(Dataset rows describing interfaces)
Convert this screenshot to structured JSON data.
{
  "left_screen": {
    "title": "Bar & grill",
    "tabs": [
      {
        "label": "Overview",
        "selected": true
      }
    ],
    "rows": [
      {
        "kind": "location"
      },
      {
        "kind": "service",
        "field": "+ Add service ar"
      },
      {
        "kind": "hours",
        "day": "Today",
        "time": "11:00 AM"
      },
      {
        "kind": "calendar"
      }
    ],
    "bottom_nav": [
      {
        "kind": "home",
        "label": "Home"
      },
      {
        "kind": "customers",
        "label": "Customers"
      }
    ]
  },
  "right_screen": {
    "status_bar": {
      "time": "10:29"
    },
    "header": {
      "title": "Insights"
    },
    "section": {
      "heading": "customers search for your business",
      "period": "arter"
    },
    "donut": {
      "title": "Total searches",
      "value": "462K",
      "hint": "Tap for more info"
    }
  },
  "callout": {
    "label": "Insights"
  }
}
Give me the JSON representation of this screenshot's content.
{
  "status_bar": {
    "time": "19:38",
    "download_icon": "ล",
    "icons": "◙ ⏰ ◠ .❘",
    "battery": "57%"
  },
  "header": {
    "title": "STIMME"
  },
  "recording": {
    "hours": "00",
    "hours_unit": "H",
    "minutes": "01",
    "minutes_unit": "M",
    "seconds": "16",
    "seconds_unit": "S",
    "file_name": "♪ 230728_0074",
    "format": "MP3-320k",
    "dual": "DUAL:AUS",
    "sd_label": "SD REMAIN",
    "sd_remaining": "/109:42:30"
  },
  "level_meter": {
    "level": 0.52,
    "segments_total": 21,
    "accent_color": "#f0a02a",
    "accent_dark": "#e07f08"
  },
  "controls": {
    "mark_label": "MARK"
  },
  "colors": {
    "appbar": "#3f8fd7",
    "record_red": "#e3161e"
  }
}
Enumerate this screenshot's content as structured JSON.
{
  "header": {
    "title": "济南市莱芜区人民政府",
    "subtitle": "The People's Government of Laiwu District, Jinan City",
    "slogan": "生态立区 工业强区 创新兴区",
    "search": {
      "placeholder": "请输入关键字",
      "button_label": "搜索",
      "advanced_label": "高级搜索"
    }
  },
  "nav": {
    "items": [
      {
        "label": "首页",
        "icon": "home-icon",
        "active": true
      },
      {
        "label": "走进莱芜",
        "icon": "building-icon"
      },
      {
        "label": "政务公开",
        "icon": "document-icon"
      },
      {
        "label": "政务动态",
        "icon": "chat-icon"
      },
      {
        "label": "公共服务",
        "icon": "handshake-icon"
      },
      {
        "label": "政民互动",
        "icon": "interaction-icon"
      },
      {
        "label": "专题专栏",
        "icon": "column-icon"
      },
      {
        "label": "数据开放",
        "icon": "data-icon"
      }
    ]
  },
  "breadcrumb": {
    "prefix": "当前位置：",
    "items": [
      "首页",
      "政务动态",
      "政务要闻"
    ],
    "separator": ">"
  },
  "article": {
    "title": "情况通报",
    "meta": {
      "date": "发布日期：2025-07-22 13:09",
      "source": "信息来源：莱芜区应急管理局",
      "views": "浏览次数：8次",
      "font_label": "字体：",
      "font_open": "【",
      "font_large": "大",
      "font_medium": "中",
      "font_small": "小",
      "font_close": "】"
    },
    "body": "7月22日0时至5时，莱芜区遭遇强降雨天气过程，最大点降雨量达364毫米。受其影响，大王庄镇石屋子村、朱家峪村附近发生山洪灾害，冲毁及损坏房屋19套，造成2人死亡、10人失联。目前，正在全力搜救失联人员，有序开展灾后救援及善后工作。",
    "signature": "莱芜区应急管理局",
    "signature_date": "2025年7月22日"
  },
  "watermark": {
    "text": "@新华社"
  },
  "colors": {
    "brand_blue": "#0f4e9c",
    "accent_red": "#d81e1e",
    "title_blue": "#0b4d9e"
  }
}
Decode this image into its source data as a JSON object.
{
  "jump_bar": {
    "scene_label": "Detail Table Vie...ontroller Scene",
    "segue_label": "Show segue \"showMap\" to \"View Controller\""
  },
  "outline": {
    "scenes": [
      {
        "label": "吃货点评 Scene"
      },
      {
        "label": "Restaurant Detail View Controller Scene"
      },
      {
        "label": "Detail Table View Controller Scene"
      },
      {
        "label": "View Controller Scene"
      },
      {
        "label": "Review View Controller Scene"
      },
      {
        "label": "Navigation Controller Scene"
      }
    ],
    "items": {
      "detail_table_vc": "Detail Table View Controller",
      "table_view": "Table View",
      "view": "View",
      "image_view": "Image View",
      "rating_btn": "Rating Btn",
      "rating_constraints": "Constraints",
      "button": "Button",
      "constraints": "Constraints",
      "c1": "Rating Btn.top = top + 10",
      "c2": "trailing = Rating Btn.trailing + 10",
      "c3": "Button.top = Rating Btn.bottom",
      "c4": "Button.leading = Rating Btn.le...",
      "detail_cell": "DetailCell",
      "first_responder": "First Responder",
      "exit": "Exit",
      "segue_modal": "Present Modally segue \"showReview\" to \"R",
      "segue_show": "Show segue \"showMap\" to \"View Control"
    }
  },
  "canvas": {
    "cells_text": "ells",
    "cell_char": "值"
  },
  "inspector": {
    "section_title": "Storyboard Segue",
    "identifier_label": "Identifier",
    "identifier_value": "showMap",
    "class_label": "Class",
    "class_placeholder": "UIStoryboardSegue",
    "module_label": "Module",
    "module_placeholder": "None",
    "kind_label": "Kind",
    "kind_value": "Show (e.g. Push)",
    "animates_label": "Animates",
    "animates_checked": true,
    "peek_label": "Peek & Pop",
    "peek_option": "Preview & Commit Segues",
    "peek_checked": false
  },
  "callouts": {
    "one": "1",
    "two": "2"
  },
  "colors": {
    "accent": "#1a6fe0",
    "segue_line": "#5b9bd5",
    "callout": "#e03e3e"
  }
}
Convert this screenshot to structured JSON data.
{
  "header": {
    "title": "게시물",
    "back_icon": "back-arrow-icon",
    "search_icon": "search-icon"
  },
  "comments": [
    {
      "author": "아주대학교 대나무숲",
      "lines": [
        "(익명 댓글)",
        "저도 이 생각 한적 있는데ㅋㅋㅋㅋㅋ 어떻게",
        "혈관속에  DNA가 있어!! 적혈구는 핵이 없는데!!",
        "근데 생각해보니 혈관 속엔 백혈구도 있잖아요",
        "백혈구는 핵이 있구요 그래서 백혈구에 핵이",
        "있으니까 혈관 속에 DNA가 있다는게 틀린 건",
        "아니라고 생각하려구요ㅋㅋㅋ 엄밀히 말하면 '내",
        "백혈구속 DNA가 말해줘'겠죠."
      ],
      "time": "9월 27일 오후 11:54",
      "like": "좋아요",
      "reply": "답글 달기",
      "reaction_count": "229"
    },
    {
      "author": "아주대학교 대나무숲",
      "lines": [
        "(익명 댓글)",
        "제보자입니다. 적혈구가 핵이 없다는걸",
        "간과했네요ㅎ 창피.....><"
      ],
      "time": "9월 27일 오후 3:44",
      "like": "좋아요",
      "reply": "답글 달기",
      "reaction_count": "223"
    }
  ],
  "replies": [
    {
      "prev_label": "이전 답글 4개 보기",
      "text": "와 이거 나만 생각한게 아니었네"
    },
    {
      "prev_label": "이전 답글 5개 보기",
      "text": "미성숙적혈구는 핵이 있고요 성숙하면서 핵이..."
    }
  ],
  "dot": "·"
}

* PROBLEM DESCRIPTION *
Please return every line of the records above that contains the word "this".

* SOLVED PROBLEM *
Convert this screenshot to structured JSON data.
Give me the JSON representation of this screenshot's content.
Enumerate this screenshot's content as structured JSON.
Decode this image into its source data as a JSON object.
Convert this screenshot to structured JSON data.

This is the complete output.